advertisement

NEVADA COUNTY, Calif. July 26, 2020 – The annual edition of the Fire Safe Council’s Wildfire Season Guide is now available. Paper copies are being distributed and you can download the pdf file right here.

Since 1989, the Fire Safe Council of Nevada County has provided education and services to help residents prepare for wildfire through grant funding, donations, and memberships.

Click the image to download the complete guide.

A the message from your Fire Chiefs:

Your Nevada County Fire Chiefs are dedicated to saving lives and saving property. That’s why we became firefighters. Your local law enforcement agencies ( county sheriffs, city police, and CHP) are likewise here to protect and serve you, and in a wildfire situation, those officers will handle evacuations while firefighters work to contain and put out the fire.

We want to tell you the best way you can control your own evacuation and make choices, in advance, that will help reduce your fear in an evacuation situation and give you the best chance of survival.

Evacuation planning is a complex job, and no amount of planning can guarantee a safe exit for everyone in a fast-moving wildfire with shifting winds. Sadly, the residents of Paradise were confronted with that difficult truth when the wind-driven Camp Fire, at its worst, raced the length of a football field every second.

You Live in a High Risk Zone

Nearly all of Nevada county is rated as a High or Very High Risk Zone for wildfire. It’s critical that you understand the following facts: There are not enough officers and patrol cars to warn every household in every area that could end up in the path of a wildfire.

A fire can move faster than the warning and evacuation system can react. This is what happened in Paradise.

Our ratio of population to available evacuation routes is worse here than it was in Paradise.

Scary? Yes. We love to live here, but the increasing number of huge, devastating California fires in the past five years has proven there’s a clear risk we must accept when choosing to live in a rural area.

Give Yourself the Gift of Control

Evacuations are scary. It’s easy to panic when you’re told to evacuate. The following two steps will make a big difference in how you react and manage the situation:

Decide NOW where you will go when you evacuate. It’s much easier to leave if you’ve already decided where you’ll go. Figure this out now. Call any friends within 50 miles of here and ask if you go there in an emergency. Identify a coffee shop or a mall down the hill. Marysville has a large park with a lake, right on Highway 20. Or go visit Truckee for the day. The key is to decide NOW.

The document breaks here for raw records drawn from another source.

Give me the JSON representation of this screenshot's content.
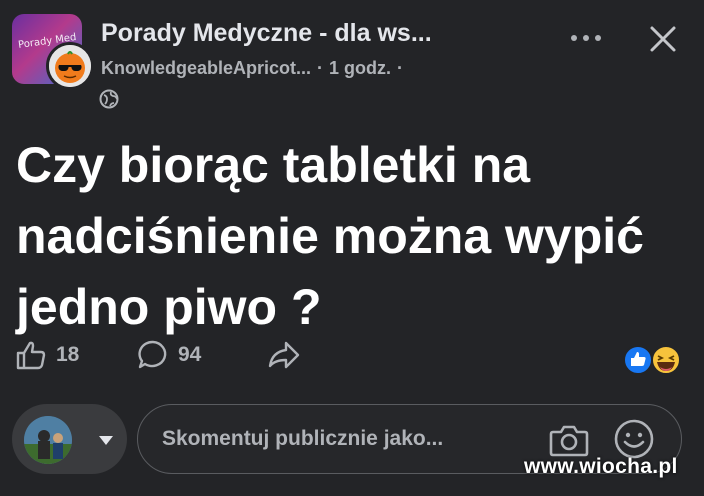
{
  "header": {
    "group_avatar_text": "Porady Med",
    "group_name": "Porady Medyczne - dla ws...",
    "author": "KnowledgeableApricot...",
    "separator": "·",
    "time": "1 godz.",
    "separator_after": "·",
    "privacy_icon": "globe-icon"
  },
  "post": {
    "text": "Czy biorąc tabletki na nadciśnienie można wypić jedno piwo ?"
  },
  "actions": {
    "like_icon": "thumbs-up-icon",
    "like_count": "18",
    "comment_icon": "comment-bubble-icon",
    "comment_count": "94",
    "share_icon": "share-arrow-icon"
  },
  "reactions": [
    "like-reaction-icon",
    "haha-reaction-icon"
  ],
  "composer": {
    "placeholder": "Skomentuj publicznie jako...",
    "camera_icon": "camera-icon",
    "emoji_icon": "smiley-icon"
  },
  "watermark": "www.wiocha.pl",
  "colors": {
    "background": "#232427",
    "text_primary": "#e4e6eb",
    "text_secondary": "#b0b3b8",
    "like_blue": "#1877f2"
  }
}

Leave BEFORE you are told to go. Remember: if you wait until you’re ordered to evacuate, that means many others have also been told to leave, and you will all get on the road at the same time. Multiply that by other neighborhoods evacuating, and we’ll have what happened in Paradise: jammed roads and a really frightening situation.

See the Evacuation Guide Insert of this publication for how to GET SET and GO. Page 9 tells you how to stay informed so that you know something’s happening which may make you decide to leave.

Hi-Lo Siren Means Leave Now

Our local sheriff and police cars are now equipped with European-style sirens that make an alternating Hi-Lo sound (like you’ve heard in movies). These sirens will mean only one thing: LEAV E NOW. Officers in these cars will be deployed to neighborhoods at risk for an advancing fire.

If you hear this siren, you must grab your Go Bag, your pet(s) and leave immediately. Do not stop to pack additional items, make phone calls, etc. The sirens are not a warning, they are an order to LEAVE IMMEDIATELY. Just go.

Be Safest: Beat the Crowd

As soon as you feel nervous or unsure, that’s when to go. By making the decision to leave early, even if it turns out later that you didn’t really need to go, you will give yourself the gift of control. And if you’re lucky, you’ll be grateful to come home and unpack your car into your not-burnt-out home.

The Nevada County Fire Chiefs hope that our citizens never face a fire like the one in Paradise. But we also know it’s NOT IF, but W HEN the next wildfire will occur in our county. Help us help you. Getting out early lets us focus on the fire, and gives you the best chance of staying safe.